▸ Problem details
Match the word "클라이언트". Return each line of the data below where it appears.
BEGIN Exercise data
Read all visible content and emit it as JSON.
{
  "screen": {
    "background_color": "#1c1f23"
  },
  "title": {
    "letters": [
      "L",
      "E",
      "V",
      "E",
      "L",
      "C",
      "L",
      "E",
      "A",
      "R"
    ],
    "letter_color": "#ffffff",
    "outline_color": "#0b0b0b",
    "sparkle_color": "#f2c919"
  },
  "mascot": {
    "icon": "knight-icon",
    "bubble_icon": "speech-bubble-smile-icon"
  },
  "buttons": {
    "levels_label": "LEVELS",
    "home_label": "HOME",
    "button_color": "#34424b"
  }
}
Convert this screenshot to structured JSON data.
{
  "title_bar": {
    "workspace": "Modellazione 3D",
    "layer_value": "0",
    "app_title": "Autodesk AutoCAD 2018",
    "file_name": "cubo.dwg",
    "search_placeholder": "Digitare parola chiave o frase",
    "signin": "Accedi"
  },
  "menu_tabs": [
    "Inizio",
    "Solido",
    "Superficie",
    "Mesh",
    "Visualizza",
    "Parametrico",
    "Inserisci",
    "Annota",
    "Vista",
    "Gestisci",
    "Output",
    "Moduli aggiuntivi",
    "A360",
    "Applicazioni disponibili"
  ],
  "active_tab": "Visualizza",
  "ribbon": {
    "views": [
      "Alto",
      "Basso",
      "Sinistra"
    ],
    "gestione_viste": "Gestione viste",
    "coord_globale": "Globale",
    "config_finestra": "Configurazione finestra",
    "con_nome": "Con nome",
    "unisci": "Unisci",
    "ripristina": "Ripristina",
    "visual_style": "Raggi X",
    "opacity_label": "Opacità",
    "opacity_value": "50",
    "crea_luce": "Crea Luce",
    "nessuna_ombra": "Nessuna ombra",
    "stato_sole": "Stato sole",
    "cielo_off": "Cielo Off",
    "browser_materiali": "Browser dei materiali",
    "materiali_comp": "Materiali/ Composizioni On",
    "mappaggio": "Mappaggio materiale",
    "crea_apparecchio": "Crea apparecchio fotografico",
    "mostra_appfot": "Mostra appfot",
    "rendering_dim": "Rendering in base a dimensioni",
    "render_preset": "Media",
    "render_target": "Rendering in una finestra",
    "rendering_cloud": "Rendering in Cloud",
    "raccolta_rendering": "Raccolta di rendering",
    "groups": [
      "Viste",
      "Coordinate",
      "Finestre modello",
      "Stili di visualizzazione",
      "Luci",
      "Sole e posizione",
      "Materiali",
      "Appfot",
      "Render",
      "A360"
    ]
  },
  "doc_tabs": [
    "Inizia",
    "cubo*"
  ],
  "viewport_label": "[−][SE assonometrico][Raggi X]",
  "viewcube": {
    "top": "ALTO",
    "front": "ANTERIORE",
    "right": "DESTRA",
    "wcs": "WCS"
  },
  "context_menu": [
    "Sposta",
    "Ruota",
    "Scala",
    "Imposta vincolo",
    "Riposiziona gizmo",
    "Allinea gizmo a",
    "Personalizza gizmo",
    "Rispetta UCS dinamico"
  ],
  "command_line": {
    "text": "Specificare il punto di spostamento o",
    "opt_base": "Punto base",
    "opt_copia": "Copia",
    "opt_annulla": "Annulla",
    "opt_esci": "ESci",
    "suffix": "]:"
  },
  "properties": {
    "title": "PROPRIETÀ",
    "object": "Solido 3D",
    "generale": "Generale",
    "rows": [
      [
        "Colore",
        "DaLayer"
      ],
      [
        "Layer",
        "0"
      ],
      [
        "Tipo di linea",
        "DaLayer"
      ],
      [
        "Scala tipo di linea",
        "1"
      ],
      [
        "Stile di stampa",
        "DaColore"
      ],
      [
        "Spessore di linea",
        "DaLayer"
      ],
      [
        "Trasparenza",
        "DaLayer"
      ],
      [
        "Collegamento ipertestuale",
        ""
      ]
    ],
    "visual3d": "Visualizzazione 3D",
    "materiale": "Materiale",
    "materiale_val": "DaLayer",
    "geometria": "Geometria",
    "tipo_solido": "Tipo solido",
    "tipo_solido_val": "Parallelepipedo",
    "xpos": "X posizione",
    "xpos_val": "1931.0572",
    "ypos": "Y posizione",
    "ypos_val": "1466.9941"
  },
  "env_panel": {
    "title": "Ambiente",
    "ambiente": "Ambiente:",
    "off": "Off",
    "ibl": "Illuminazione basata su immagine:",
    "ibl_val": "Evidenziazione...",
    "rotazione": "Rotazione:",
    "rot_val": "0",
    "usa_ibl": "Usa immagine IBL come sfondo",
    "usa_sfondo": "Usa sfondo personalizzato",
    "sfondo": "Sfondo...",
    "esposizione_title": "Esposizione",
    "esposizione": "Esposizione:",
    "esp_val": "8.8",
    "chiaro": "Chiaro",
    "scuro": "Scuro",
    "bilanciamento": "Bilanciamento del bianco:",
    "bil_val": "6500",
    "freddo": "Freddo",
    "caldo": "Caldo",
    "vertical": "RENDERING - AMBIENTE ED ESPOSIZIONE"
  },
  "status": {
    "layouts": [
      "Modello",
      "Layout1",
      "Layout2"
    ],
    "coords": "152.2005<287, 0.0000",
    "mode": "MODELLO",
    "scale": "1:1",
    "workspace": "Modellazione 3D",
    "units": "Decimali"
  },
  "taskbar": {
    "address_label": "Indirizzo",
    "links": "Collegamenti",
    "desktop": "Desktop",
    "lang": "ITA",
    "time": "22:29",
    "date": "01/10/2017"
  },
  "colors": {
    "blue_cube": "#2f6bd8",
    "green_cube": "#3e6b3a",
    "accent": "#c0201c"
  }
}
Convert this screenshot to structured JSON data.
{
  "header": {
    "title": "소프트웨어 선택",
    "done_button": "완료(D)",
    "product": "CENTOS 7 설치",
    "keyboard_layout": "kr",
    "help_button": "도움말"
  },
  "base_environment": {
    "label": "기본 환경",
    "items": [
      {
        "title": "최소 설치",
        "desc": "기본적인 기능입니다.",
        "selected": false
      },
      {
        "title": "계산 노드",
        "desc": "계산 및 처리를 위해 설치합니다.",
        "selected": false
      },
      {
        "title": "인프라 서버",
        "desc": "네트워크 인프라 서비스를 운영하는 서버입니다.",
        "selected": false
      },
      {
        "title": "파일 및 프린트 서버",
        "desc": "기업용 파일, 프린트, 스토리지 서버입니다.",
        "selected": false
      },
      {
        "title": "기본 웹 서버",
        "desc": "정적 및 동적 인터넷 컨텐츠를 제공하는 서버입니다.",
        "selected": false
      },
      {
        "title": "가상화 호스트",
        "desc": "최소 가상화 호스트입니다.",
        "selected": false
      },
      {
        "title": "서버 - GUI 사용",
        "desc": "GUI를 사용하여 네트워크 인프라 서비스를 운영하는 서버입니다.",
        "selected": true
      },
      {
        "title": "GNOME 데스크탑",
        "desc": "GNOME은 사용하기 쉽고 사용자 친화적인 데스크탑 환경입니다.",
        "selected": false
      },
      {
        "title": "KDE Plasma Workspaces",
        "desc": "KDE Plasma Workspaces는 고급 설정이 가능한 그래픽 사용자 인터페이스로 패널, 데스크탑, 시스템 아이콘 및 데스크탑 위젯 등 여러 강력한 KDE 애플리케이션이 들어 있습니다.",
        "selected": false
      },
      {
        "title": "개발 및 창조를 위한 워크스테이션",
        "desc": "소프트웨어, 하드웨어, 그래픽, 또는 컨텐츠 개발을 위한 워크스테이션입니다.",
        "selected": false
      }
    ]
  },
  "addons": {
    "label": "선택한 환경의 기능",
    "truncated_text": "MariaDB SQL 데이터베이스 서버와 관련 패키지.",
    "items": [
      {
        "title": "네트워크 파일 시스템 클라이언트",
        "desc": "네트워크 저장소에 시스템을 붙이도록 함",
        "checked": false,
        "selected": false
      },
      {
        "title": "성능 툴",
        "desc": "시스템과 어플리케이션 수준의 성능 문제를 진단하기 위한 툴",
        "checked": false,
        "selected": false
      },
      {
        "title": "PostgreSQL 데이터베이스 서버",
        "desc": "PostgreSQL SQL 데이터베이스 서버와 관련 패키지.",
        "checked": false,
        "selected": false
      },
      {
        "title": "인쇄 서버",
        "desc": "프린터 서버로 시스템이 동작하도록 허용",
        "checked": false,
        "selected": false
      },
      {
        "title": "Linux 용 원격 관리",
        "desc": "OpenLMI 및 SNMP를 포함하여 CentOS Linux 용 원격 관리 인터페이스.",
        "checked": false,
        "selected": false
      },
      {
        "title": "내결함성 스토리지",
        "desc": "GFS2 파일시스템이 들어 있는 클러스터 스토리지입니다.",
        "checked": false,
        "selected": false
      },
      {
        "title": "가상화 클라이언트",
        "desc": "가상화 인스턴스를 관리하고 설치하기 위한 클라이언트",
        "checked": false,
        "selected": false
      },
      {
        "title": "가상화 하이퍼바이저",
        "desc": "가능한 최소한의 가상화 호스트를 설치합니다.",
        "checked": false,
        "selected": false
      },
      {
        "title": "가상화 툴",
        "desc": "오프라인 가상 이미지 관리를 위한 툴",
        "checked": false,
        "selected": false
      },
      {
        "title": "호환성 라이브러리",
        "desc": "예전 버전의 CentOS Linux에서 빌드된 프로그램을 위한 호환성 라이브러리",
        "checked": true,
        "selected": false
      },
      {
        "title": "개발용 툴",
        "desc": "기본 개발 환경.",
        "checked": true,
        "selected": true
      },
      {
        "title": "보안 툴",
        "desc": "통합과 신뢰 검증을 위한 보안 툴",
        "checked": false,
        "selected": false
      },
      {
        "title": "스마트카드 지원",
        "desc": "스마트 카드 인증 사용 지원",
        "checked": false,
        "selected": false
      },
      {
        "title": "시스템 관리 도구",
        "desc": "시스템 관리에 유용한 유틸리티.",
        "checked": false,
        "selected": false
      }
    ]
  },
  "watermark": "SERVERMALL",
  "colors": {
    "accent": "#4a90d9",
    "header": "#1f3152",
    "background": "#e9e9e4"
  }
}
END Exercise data
▸ Task answer
        "title": "네트워크 파일 시스템 클라이언트",
        "title": "가상화 클라이언트",
        "desc": "가상화 인스턴스를 관리하고 설치하기 위한 클라이언트",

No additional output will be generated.